There, a Muslim scholar named Mohammad Bin Mousa Al Khwarizmi developed a mathematical discipline called Al Jabir, which literally means 'reunion of broken parts.' Arabic roots In the early 13th century, an Italian mathematician named Fibonacci, who studied calculation with an Arab master in Muslim North Africa, found the numerals and their decimal system much more practical than the Roman system, and soon popularised them in Europe, where the figures became known as 'Arabic numerals.' Meanwhile, the discipline of Al Jabir became 'algebra,' and Al Khwarizmi's name evolved into 'algorithm.' Today, many words in English have Arabic roots; a shortlist would include admiral, alchemy, alcove, alembic, alkali, almanac, lute, mask, muslin, nadir, sugar, syrup, tariff and zenith.
72% of Republican respondents replied that Arabic numerals should not be taught in US schools.
Our universities have rowing VIIIs, our queen is Elizabeth II, many modern clock faces have Roman numerals, we watch Act II Scene 2 in the theatre and enjoy Chapter IV in a book.
These numerals are stamped on these items by the ministry after being tested in its laboratory and indicate hallmarking.
For example, he uses only uppercase roman numerals to denote chord functionality; for analysis of rock music, which so often employs chords in unexpected ways, it is essential for the reader to know immediately if the chord discussed is III or iii.
Learning to tell time is broken down into manageable lessons as follows: Number to Number Matching with Hour Numerals; Number to Number Matching with Minute Numerals; Filling in the Missing Numbers with Hour Numerals; Filling in the Missing Numbers with Minute Numerals; Reading the Hour and Minute Numerals with the Teaching Hands; Filling in the color-coded "Time Is:"; Reading the Hour and Minute Numerals with the color-coded arrow hands and checking answers with the teaching hands; and Reading the Hour and Minute Numerals with the black clock hands.
This is the case of our common numerals, what are known as Arabic numerals, based as they are on a place-value system shared by the Latin/Roman script, moving from left to right.
The cushion-shaped case, crescent-crown guard, distinctive fonts of the numerals, and gently sloping lugs are all dead giveaways -- you can tell this is a Panerai from a mile away.
Number panel with numerals in ascending font on the top left side and bottom right side

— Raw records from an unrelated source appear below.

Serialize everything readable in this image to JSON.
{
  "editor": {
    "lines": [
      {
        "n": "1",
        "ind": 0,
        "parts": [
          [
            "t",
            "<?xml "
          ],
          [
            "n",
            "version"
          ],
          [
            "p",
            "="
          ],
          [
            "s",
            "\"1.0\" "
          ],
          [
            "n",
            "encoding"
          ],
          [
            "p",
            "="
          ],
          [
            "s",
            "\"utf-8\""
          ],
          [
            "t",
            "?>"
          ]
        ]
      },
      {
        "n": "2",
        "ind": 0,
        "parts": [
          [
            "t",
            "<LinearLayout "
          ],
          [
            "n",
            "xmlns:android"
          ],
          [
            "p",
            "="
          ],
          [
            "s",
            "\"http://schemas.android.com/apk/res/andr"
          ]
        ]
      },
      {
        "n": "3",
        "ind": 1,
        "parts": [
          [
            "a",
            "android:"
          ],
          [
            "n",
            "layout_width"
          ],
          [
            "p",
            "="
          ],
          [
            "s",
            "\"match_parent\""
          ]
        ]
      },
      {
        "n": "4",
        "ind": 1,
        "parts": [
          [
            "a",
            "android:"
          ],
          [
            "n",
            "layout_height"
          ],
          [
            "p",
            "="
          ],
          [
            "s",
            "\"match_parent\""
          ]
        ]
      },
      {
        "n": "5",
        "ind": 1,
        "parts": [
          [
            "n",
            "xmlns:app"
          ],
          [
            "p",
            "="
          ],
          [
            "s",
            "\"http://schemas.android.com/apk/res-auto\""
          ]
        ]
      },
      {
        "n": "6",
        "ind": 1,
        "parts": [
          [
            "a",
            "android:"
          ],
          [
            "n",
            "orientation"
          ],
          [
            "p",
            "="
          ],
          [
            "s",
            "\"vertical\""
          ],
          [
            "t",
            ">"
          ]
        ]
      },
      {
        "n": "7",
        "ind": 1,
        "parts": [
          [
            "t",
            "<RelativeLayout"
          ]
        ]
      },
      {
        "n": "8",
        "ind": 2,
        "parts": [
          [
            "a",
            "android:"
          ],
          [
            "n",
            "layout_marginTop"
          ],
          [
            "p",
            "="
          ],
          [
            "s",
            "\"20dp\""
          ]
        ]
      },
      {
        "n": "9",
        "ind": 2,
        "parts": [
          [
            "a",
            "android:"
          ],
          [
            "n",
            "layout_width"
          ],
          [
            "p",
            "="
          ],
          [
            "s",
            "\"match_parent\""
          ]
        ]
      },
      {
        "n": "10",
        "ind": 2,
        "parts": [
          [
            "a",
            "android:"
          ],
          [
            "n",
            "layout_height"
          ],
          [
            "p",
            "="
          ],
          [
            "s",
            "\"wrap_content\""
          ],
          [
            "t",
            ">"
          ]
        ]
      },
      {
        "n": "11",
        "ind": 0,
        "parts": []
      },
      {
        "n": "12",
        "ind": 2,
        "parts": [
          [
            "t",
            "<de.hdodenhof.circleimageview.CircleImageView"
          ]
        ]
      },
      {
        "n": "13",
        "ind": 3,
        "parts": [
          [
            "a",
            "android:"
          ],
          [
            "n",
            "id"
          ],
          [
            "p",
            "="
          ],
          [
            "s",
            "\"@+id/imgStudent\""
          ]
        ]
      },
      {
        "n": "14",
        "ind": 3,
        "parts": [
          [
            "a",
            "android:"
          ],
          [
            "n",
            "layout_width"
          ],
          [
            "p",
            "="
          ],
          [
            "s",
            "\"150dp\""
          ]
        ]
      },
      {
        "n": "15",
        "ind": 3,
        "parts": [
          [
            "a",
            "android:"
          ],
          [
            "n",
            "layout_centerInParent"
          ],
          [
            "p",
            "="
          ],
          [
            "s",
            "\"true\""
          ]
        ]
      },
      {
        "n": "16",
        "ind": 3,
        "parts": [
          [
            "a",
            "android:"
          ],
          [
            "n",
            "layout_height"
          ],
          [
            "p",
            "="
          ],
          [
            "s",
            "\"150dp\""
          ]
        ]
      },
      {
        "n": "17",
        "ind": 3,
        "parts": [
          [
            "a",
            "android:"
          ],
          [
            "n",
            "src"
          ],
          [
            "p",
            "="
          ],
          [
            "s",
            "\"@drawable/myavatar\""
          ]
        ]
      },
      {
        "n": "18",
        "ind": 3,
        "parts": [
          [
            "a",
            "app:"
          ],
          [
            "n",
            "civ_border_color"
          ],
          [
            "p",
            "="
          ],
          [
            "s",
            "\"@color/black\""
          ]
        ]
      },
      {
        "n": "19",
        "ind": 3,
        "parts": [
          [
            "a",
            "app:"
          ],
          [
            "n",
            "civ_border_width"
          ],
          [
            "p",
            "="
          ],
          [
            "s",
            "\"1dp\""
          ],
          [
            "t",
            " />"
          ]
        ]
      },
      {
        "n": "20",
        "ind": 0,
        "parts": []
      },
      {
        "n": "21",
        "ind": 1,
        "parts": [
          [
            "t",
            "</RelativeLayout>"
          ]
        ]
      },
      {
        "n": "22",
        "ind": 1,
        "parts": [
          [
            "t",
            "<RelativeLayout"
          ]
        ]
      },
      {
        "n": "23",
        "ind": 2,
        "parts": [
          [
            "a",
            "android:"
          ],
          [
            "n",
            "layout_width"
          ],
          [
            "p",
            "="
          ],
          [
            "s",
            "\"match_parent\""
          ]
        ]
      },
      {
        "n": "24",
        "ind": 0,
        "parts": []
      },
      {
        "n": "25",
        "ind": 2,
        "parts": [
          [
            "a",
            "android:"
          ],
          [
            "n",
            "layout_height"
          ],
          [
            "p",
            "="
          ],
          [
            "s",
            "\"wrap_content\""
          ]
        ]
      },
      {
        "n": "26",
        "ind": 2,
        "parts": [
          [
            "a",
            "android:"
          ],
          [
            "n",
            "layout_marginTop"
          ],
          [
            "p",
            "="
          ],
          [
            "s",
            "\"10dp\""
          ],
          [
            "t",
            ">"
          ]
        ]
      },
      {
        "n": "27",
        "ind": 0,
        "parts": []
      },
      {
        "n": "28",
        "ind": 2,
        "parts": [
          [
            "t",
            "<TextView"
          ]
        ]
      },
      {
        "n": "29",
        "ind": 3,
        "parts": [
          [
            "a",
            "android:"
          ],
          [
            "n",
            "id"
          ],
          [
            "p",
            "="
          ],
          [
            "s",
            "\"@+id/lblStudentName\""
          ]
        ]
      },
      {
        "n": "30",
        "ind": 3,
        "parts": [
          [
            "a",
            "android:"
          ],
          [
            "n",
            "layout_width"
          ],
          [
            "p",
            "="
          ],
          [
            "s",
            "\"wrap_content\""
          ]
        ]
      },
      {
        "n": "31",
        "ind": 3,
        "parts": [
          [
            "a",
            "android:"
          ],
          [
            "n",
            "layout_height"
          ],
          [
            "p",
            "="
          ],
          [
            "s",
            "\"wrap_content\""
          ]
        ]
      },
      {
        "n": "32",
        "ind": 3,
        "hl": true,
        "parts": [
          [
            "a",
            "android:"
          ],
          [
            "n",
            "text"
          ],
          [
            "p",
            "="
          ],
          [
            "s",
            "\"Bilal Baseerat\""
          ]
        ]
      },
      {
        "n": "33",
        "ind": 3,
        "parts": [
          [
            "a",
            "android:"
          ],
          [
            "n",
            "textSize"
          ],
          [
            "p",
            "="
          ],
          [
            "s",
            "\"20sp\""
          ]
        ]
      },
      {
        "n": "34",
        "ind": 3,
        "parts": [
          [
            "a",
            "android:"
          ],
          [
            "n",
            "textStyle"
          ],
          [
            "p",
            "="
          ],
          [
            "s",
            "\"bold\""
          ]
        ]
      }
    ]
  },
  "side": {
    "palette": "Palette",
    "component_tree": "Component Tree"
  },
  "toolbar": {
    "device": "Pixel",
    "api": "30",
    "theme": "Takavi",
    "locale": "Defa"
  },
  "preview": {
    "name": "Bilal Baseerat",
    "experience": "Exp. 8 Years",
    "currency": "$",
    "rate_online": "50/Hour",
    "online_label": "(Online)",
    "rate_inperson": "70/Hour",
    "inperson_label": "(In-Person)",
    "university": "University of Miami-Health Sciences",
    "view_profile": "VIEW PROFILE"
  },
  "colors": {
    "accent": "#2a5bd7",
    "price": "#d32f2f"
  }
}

But most analogue watches and clocks have only the numerals from 1 to 12.
It also contains a number panel with numerals growing from small to big on the top left side and bottom right side.